“And, since I worked night shifts, 12 hours each, every night that I could, during our month long semester breaks, and every holiday shift that I could sneak in, as well isn’t it fair to expect Ms. Stretcher Ape to do likewise?”
The attorney nodded. I continued. “So, if we review my W2 forms, which I am sure our friends at the Friend of the Court have supplied you with, you can see that I contributed around $30,000 every year from my night shift earnings, as well as another $12,000 from my student loans. Isn’t it fair to expect a similar contribution from your client?”
The Plaintiff’s attorney started to bluster, but I held up a hand. “I’m not done yet. Now, you are suggesting all this effort should be directed toward earning her BSN, so that, as you term it, she could provide better for our children, right? This will add up to thousands of hours when your client could be mothering our children, and thousands of dollars in tuition, books, fees, and associated expenses, money that could be spent to the benefit of our children, right? All so that your client can earn a BSN, and earn more money, correct?”

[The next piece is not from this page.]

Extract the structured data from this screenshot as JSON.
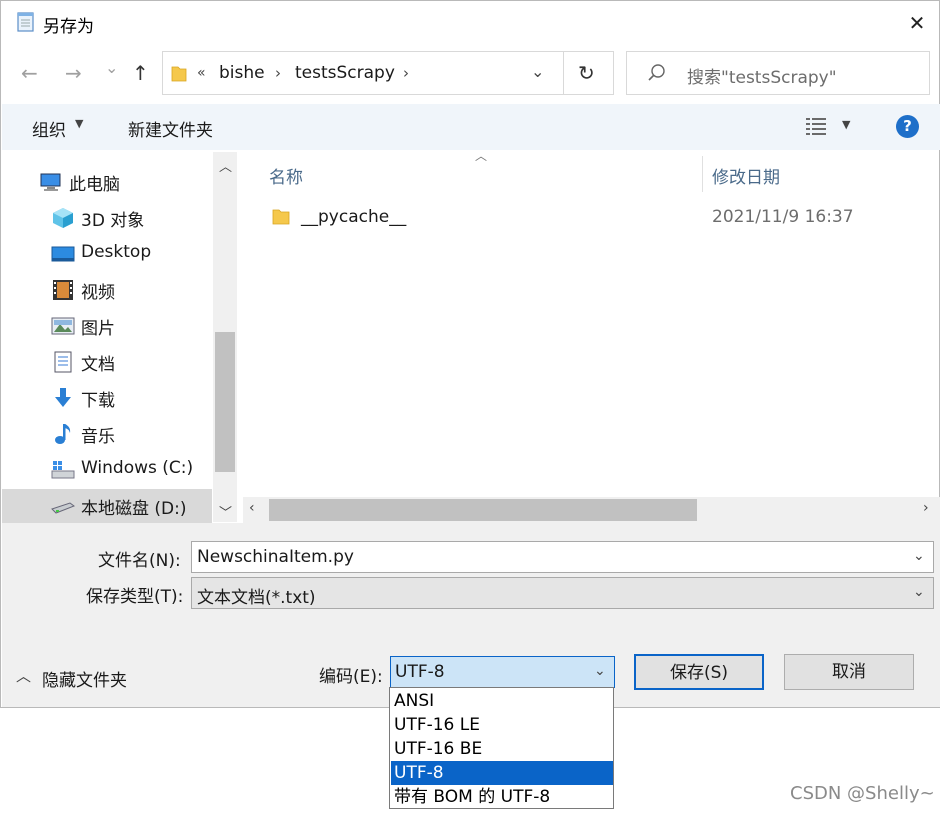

The opposing attorney nodded. “Well, I, myself have a BSN. I am presently employed as an RN, and I can tell you, for a fact, that your client will earn twenty five cents an hour premium, as the holder of a degree in Nursing at the 4 year level! That means that, conservatively, her education investment will have paid for itself in (mumble, mumble, scribble, scribble) somewhere between ten to forty years, depending upon where she takes her classes.”
Opposing counsel leapt to her feet. “I do not believe that the earnings increase that comes with a BSN is so paltry!”
I leaned back, and smiled. “Madam, you have my pay stubs. They reflect that my employer, the largest hospital system in this part of the state, pays twenty five cents an hour. Most hospitals do not pay any sort of premium for that degree.”
Across the table, they leaned into each other, and held a hurried, whispered, conference.
I interjected. “May I make a counter offer? One that you likely will see again, like in court?”
Warily, I received nods of assent.
“Well, since I am a MAN, and a MAN wants what is best for his children I propose that, rather than spend thousands of hours in academics, hours when she could be mothering our children, and rather than spending tens of thousands of dollars, money that could be spent to the advantage of our children, that your client instead spend that time, spend that money, for the betterment of our children. And, since I am a MAN, and, being a MAN, I want to do what is best for our children, for my part, I will offer to pay her, annually, in one lump sum, in addition to whatever other money I am directed to pay, the five hundred dollars annually that she will forgo should she defer her education.”
I sat back.
THAT was the last I heard of alimony!